• What the task asks:
Return the data below in full and exactly, except that the pictures are dropped.

• Excerpted data:
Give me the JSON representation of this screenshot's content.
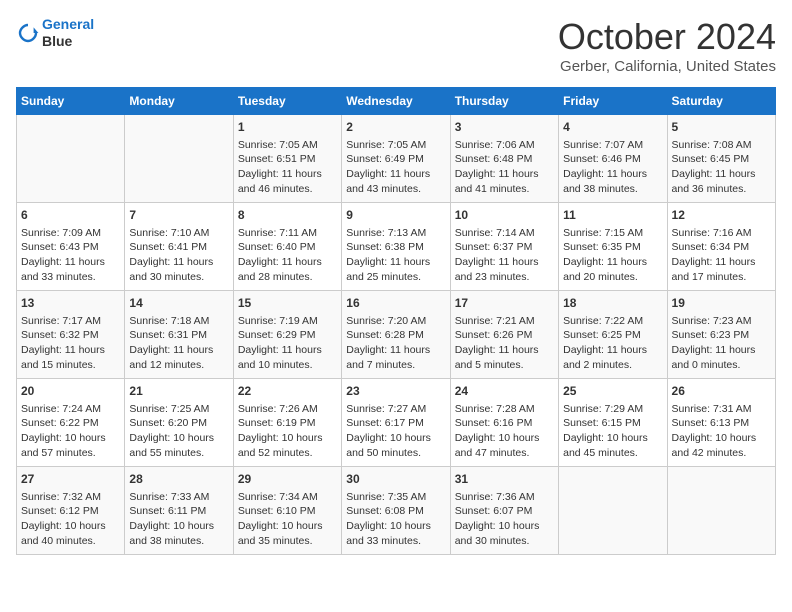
{
  "header": {
    "logo_line1": "General",
    "logo_line2": "Blue",
    "month": "October 2024",
    "location": "Gerber, California, United States"
  },
  "days_of_week": [
    "Sunday",
    "Monday",
    "Tuesday",
    "Wednesday",
    "Thursday",
    "Friday",
    "Saturday"
  ],
  "weeks": [
    [
      {
        "day": "",
        "info": ""
      },
      {
        "day": "",
        "info": ""
      },
      {
        "day": "1",
        "info": "Sunrise: 7:05 AM\nSunset: 6:51 PM\nDaylight: 11 hours and 46 minutes."
      },
      {
        "day": "2",
        "info": "Sunrise: 7:05 AM\nSunset: 6:49 PM\nDaylight: 11 hours and 43 minutes."
      },
      {
        "day": "3",
        "info": "Sunrise: 7:06 AM\nSunset: 6:48 PM\nDaylight: 11 hours and 41 minutes."
      },
      {
        "day": "4",
        "info": "Sunrise: 7:07 AM\nSunset: 6:46 PM\nDaylight: 11 hours and 38 minutes."
      },
      {
        "day": "5",
        "info": "Sunrise: 7:08 AM\nSunset: 6:45 PM\nDaylight: 11 hours and 36 minutes."
      }
    ],
    [
      {
        "day": "6",
        "info": "Sunrise: 7:09 AM\nSunset: 6:43 PM\nDaylight: 11 hours and 33 minutes."
      },
      {
        "day": "7",
        "info": "Sunrise: 7:10 AM\nSunset: 6:41 PM\nDaylight: 11 hours and 30 minutes."
      },
      {
        "day": "8",
        "info": "Sunrise: 7:11 AM\nSunset: 6:40 PM\nDaylight: 11 hours and 28 minutes."
      },
      {
        "day": "9",
        "info": "Sunrise: 7:13 AM\nSunset: 6:38 PM\nDaylight: 11 hours and 25 minutes."
      },
      {
        "day": "10",
        "info": "Sunrise: 7:14 AM\nSunset: 6:37 PM\nDaylight: 11 hours and 23 minutes."
      },
      {
        "day": "11",
        "info": "Sunrise: 7:15 AM\nSunset: 6:35 PM\nDaylight: 11 hours and 20 minutes."
      },
      {
        "day": "12",
        "info": "Sunrise: 7:16 AM\nSunset: 6:34 PM\nDaylight: 11 hours and 17 minutes."
      }
    ],
    [
      {
        "day": "13",
        "info": "Sunrise: 7:17 AM\nSunset: 6:32 PM\nDaylight: 11 hours and 15 minutes."
      },
      {
        "day": "14",
        "info": "Sunrise: 7:18 AM\nSunset: 6:31 PM\nDaylight: 11 hours and 12 minutes."
      },
      {
        "day": "15",
        "info": "Sunrise: 7:19 AM\nSunset: 6:29 PM\nDaylight: 11 hours and 10 minutes."
      },
      {
        "day": "16",
        "info": "Sunrise: 7:20 AM\nSunset: 6:28 PM\nDaylight: 11 hours and 7 minutes."
      },
      {
        "day": "17",
        "info": "Sunrise: 7:21 AM\nSunset: 6:26 PM\nDaylight: 11 hours and 5 minutes."
      },
      {
        "day": "18",
        "info": "Sunrise: 7:22 AM\nSunset: 6:25 PM\nDaylight: 11 hours and 2 minutes."
      },
      {
        "day": "19",
        "info": "Sunrise: 7:23 AM\nSunset: 6:23 PM\nDaylight: 11 hours and 0 minutes."
      }
    ],
    [
      {
        "day": "20",
        "info": "Sunrise: 7:24 AM\nSunset: 6:22 PM\nDaylight: 10 hours and 57 minutes."
      },
      {
        "day": "21",
        "info": "Sunrise: 7:25 AM\nSunset: 6:20 PM\nDaylight: 10 hours and 55 minutes."
      },
      {
        "day": "22",
        "info": "Sunrise: 7:26 AM\nSunset: 6:19 PM\nDaylight: 10 hours and 52 minutes."
      },
      {
        "day": "23",
        "info": "Sunrise: 7:27 AM\nSunset: 6:17 PM\nDaylight: 10 hours and 50 minutes."
      },
      {
        "day": "24",
        "info": "Sunrise: 7:28 AM\nSunset: 6:16 PM\nDaylight: 10 hours and 47 minutes."
      },
      {
        "day": "25",
        "info": "Sunrise: 7:29 AM\nSunset: 6:15 PM\nDaylight: 10 hours and 45 minutes."
      },
      {
        "day": "26",
        "info": "Sunrise: 7:31 AM\nSunset: 6:13 PM\nDaylight: 10 hours and 42 minutes."
      }
    ],
    [
      {
        "day": "27",
        "info": "Sunrise: 7:32 AM\nSunset: 6:12 PM\nDaylight: 10 hours and 40 minutes."
      },
      {
        "day": "28",
        "info": "Sunrise: 7:33 AM\nSunset: 6:11 PM\nDaylight: 10 hours and 38 minutes."
      },
      {
        "day": "29",
        "info": "Sunrise: 7:34 AM\nSunset: 6:10 PM\nDaylight: 10 hours and 35 minutes."
      },
      {
        "day": "30",
        "info": "Sunrise: 7:35 AM\nSunset: 6:08 PM\nDaylight: 10 hours and 33 minutes."
      },
      {
        "day": "31",
        "info": "Sunrise: 7:36 AM\nSunset: 6:07 PM\nDaylight: 10 hours and 30 minutes."
      },
      {
        "day": "",
        "info": ""
      },
      {
        "day": "",
        "info": ""
      }
    ]
  ]
}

• Task result:
Give me the JSON representation of this screenshot's content.
{
  "header": {
    "logo_line1": "General",
    "logo_line2": "Blue",
    "month": "October 2024",
    "location": "Gerber, California, United States"
  },
  "days_of_week": [
    "Sunday",
    "Monday",
    "Tuesday",
    "Wednesday",
    "Thursday",
    "Friday",
    "Saturday"
  ],
  "weeks": [
    [
      {
        "day": "",
        "info": ""
      },
      {
        "day": "",
        "info": ""
      },
      {
        "day": "1",
        "info": "Sunrise: 7:05 AM\nSunset: 6:51 PM\nDaylight: 11 hours and 46 minutes."
      },
      {
        "day": "2",
        "info": "Sunrise: 7:05 AM\nSunset: 6:49 PM\nDaylight: 11 hours and 43 minutes."
      },
      {
        "day": "3",
        "info": "Sunrise: 7:06 AM\nSunset: 6:48 PM\nDaylight: 11 hours and 41 minutes."
      },
      {
        "day": "4",
        "info": "Sunrise: 7:07 AM\nSunset: 6:46 PM\nDaylight: 11 hours and 38 minutes."
      },
      {
        "day": "5",
        "info": "Sunrise: 7:08 AM\nSunset: 6:45 PM\nDaylight: 11 hours and 36 minutes."
      }
    ],
    [
      {
        "day": "6",
        "info": "Sunrise: 7:09 AM\nSunset: 6:43 PM\nDaylight: 11 hours and 33 minutes."
      },
      {
        "day": "7",
        "info": "Sunrise: 7:10 AM\nSunset: 6:41 PM\nDaylight: 11 hours and 30 minutes."
      },
      {
        "day": "8",
        "info": "Sunrise: 7:11 AM\nSunset: 6:40 PM\nDaylight: 11 hours and 28 minutes."
      },
      {
        "day": "9",
        "info": "Sunrise: 7:13 AM\nSunset: 6:38 PM\nDaylight: 11 hours and 25 minutes."
      },
      {
        "day": "10",
        "info": "Sunrise: 7:14 AM\nSunset: 6:37 PM\nDaylight: 11 hours and 23 minutes."
      },
      {
        "day": "11",
        "info": "Sunrise: 7:15 AM\nSunset: 6:35 PM\nDaylight: 11 hours and 20 minutes."
      },
      {
        "day": "12",
        "info": "Sunrise: 7:16 AM\nSunset: 6:34 PM\nDaylight: 11 hours and 17 minutes."
      }
    ],
    [
      {
        "day": "13",
        "info": "Sunrise: 7:17 AM\nSunset: 6:32 PM\nDaylight: 11 hours and 15 minutes."
      },
      {
        "day": "14",
        "info": "Sunrise: 7:18 AM\nSunset: 6:31 PM\nDaylight: 11 hours and 12 minutes."
      },
      {
        "day": "15",
        "info": "Sunrise: 7:19 AM\nSunset: 6:29 PM\nDaylight: 11 hours and 10 minutes."
      },
      {
        "day": "16",
        "info": "Sunrise: 7:20 AM\nSunset: 6:28 PM\nDaylight: 11 hours and 7 minutes."
      },
      {
        "day": "17",
        "info": "Sunrise: 7:21 AM\nSunset: 6:26 PM\nDaylight: 11 hours and 5 minutes."
      },
      {
        "day": "18",
        "info": "Sunrise: 7:22 AM\nSunset: 6:25 PM\nDaylight: 11 hours and 2 minutes."
      },
      {
        "day": "19",
        "info": "Sunrise: 7:23 AM\nSunset: 6:23 PM\nDaylight: 11 hours and 0 minutes."
      }
    ],
    [
      {
        "day": "20",
        "info": "Sunrise: 7:24 AM\nSunset: 6:22 PM\nDaylight: 10 hours and 57 minutes."
      },
      {
        "day": "21",
        "info": "Sunrise: 7:25 AM\nSunset: 6:20 PM\nDaylight: 10 hours and 55 minutes."
      },
      {
        "day": "22",
        "info": "Sunrise: 7:26 AM\nSunset: 6:19 PM\nDaylight: 10 hours and 52 minutes."
      },
      {
        "day": "23",
        "info": "Sunrise: 7:27 AM\nSunset: 6:17 PM\nDaylight: 10 hours and 50 minutes."
      },
      {
        "day": "24",
        "info": "Sunrise: 7:28 AM\nSunset: 6:16 PM\nDaylight: 10 hours and 47 minutes."
      },
      {
        "day": "25",
        "info": "Sunrise: 7:29 AM\nSunset: 6:15 PM\nDaylight: 10 hours and 45 minutes."
      },
      {
        "day": "26",
        "info": "Sunrise: 7:31 AM\nSunset: 6:13 PM\nDaylight: 10 hours and 42 minutes."
      }
    ],
    [
      {
        "day": "27",
        "info": "Sunrise: 7:32 AM\nSunset: 6:12 PM\nDaylight: 10 hours and 40 minutes."
      },
      {
        "day": "28",
        "info": "Sunrise: 7:33 AM\nSunset: 6:11 PM\nDaylight: 10 hours and 38 minutes."
      },
      {
        "day": "29",
        "info": "Sunrise: 7:34 AM\nSunset: 6:10 PM\nDaylight: 10 hours and 35 minutes."
      },
      {
        "day": "30",
        "info": "Sunrise: 7:35 AM\nSunset: 6:08 PM\nDaylight: 10 hours and 33 minutes."
      },
      {
        "day": "31",
        "info": "Sunrise: 7:36 AM\nSunset: 6:07 PM\nDaylight: 10 hours and 30 minutes."
      },
      {
        "day": "",
        "info": ""
      },
      {
        "day": "",
        "info": ""
      }
    ]
  ]
}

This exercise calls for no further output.